**Given entries**
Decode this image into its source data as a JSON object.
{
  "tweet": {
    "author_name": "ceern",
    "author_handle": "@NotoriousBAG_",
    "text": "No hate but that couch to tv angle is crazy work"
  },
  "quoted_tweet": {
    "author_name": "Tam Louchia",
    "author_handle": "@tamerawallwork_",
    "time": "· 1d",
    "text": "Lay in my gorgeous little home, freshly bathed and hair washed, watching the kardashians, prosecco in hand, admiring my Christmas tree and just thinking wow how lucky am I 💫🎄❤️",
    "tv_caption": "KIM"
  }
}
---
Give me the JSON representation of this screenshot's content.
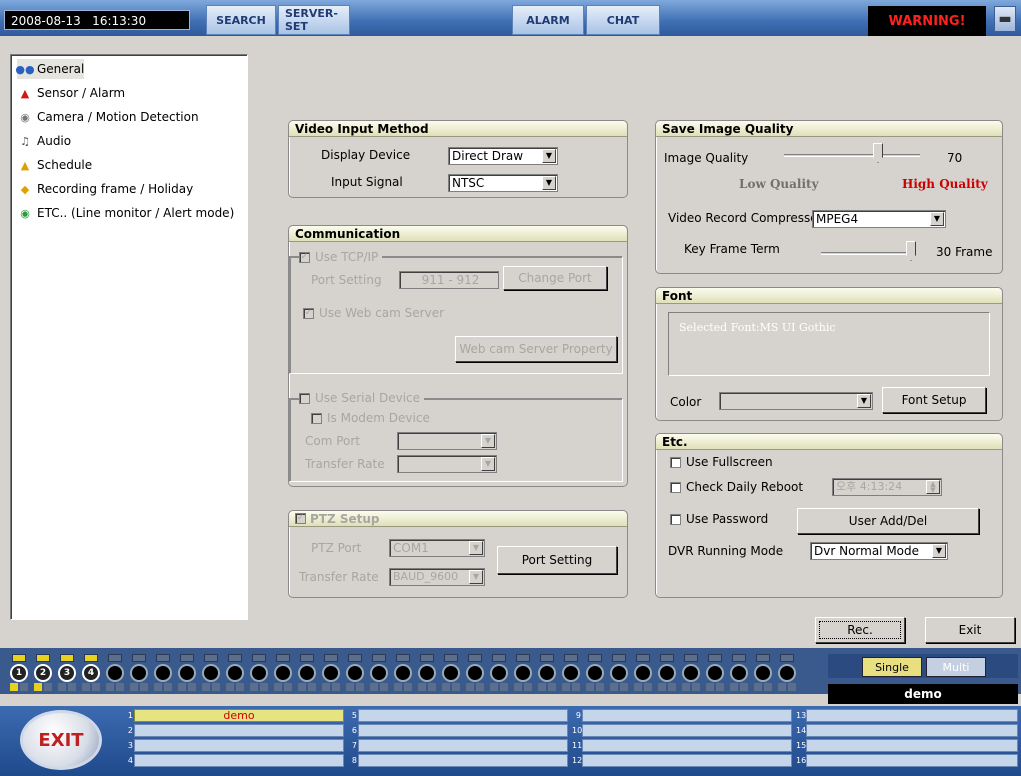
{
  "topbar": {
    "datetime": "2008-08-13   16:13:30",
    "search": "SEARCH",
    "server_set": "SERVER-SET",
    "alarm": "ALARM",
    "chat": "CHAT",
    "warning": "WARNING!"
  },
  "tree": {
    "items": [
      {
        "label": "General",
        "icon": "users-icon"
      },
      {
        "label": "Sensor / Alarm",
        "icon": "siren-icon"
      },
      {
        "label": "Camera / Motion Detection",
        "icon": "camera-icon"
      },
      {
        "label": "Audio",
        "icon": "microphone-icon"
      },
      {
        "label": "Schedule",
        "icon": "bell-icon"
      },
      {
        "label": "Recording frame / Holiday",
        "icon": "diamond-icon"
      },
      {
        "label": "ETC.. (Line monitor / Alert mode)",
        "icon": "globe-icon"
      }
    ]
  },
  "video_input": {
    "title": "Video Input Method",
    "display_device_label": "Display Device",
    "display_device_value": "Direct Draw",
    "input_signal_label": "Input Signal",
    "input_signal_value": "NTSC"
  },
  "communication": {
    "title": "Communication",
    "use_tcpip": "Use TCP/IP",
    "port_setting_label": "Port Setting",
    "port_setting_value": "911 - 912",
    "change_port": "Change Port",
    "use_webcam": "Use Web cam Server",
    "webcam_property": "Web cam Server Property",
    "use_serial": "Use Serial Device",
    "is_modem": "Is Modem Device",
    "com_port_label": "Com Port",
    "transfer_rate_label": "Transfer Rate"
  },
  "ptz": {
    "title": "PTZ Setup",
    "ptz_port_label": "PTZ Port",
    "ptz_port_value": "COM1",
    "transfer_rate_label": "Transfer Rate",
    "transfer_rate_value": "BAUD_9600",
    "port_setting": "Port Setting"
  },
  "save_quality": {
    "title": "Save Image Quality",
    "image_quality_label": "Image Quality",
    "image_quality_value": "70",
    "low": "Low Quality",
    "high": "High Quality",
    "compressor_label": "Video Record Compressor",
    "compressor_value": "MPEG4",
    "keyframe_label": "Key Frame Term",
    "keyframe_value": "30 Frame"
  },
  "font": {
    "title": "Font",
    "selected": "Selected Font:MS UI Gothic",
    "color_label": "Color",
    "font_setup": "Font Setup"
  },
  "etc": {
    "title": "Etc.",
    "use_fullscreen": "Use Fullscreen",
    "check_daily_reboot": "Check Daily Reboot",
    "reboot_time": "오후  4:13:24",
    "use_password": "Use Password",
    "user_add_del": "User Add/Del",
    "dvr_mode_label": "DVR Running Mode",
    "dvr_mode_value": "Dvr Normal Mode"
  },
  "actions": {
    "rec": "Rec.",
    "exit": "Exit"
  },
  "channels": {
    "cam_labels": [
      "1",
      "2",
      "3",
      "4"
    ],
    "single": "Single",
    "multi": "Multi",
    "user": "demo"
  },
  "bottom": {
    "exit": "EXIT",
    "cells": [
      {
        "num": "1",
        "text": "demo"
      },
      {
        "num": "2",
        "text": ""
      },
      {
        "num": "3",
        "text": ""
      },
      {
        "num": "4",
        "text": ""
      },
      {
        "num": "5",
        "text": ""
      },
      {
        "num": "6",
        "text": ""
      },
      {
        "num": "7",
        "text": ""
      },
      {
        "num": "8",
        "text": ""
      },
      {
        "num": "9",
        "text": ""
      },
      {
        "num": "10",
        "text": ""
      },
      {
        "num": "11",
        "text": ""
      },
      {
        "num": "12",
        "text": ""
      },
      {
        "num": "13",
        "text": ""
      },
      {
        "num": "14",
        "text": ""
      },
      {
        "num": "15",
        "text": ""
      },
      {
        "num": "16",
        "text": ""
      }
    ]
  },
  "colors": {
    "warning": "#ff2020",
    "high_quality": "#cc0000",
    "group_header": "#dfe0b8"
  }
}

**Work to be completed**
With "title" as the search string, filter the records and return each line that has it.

**Result of this task**
    "title": "Video Input Method",
    "title": "Communication",
    "title": "PTZ Setup",
    "title": "Save Image Quality",
    "title": "Font",
    "title": "Etc.",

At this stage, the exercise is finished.